Once you’ve got the basics down you can start doing things like having one of your weaker mechs use abilities like sensor lock, draining a hiding enemy’s evasive charges, so you can hit them with heavier weaponry. BattleTech never quite reaches the absurd JRPG listicle level of abilities, it just has enough to allow for a degree of decision making each turn. Tooltips ensure that even new strategy game players aren’t completely lost. It even gets as granular as “25% damage reduction to the front and side). Saving during combat is also a nice crutch to have if you have to dip in the middle of a raging battle.
There’s a lovely dance of destruction going on at all times. Cameras will dynamically change to show mechs running up and socking robot limbs off, and the baked-in lore of these mechs being semi-shoddy only helps.
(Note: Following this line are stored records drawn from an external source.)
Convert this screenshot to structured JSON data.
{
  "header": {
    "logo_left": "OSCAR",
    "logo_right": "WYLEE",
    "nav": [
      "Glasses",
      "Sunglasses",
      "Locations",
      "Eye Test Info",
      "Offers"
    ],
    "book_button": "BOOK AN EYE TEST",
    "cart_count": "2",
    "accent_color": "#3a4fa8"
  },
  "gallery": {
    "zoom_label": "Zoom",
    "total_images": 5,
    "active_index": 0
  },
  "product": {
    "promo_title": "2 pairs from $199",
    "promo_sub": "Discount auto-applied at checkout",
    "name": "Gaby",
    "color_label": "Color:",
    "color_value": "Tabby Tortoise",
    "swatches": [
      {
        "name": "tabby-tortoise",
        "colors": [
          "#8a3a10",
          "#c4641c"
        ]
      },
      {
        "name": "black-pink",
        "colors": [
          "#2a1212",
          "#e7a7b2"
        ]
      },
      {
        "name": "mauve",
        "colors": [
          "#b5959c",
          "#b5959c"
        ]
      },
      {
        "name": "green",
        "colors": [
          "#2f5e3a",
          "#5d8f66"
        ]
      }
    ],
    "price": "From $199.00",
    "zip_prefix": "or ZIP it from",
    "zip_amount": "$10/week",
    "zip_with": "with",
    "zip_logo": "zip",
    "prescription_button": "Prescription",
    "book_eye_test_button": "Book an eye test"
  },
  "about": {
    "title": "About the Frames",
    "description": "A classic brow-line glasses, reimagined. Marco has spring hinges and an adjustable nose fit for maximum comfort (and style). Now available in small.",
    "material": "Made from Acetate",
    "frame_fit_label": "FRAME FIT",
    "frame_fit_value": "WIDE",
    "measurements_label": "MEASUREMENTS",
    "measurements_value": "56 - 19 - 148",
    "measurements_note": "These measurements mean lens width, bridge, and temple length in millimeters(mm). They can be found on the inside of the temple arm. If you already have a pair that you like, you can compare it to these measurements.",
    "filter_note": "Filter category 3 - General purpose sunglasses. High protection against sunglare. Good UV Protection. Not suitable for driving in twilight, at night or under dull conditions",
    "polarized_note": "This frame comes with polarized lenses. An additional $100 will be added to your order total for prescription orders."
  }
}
These things have character, like the Blackjack, whose limbs kind of flop around as it runs. You’ll also tango with lesser creations like tanks, which you’ll gloriously stomp with your mech feet.
BattleTech is simmy, too. There’s menus upon menus as you make your way across the galaxy. The idea is that you’re slowly building up your mercenary force and dealing with issues both petty and serious. Beyond a full campaign, skirmish mode is likely where you’re going to be spending most of your time, with the option to pit light and heavy mechs against each other with different styles of play, as well as customizable maps and seasons. Multiplayer is also in, but requires a Paradox account — I was also unable to test it out for the purposes of this review.
If you’re into tweaks BattleTech doesn’t really have a full mod suite on-demand, but there are a decent amount of options. You can turn off in-mission cinematics entirely (or just enemy animations). You also have near-complete control of the camera, as well as resolution support for up to 4K, full keybinding, and 14 different advanced video toggles. In my experience BattleTech is also well-optimized. I never encountered a crash or hiccup.
I’m still tooling around in skirmishes in BattleTech, and it’s done its part in getting me interested in the bigger picture. Harebrained Schemes should be proud, as it’s mostly done right by the various tabletop licenses it’s worked with for the past five years or so.
[This review is based on a retail version of the game provided by the publisher. Only the single-player portion is reviewed in this assessment.]